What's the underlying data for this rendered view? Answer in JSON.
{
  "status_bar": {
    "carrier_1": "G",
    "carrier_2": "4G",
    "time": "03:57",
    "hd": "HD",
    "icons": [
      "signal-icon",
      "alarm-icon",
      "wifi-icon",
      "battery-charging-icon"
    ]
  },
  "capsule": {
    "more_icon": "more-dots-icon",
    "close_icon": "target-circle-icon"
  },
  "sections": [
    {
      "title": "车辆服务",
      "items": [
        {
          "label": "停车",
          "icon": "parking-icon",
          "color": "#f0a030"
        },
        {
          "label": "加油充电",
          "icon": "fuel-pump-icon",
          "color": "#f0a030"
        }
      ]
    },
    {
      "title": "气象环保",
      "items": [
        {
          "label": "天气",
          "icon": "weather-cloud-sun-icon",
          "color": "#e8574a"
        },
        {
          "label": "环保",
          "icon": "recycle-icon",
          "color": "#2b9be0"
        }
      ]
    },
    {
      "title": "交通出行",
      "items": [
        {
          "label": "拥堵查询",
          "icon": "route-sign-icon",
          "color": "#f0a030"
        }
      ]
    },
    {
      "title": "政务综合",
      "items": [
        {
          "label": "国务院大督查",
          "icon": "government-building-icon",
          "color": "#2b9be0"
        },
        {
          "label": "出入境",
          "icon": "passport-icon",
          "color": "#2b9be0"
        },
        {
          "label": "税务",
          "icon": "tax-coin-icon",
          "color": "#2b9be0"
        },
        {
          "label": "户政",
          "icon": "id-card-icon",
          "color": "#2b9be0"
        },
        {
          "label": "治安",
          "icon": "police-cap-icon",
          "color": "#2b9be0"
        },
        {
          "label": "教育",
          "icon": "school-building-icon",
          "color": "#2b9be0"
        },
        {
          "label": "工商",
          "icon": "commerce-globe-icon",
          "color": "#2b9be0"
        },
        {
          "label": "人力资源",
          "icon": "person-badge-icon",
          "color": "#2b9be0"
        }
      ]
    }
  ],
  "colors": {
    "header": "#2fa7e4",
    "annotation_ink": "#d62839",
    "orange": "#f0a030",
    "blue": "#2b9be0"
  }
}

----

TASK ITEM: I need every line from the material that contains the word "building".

PROBLEM SOLUTION:
          "icon": "government-building-icon",
          "icon": "school-building-icon",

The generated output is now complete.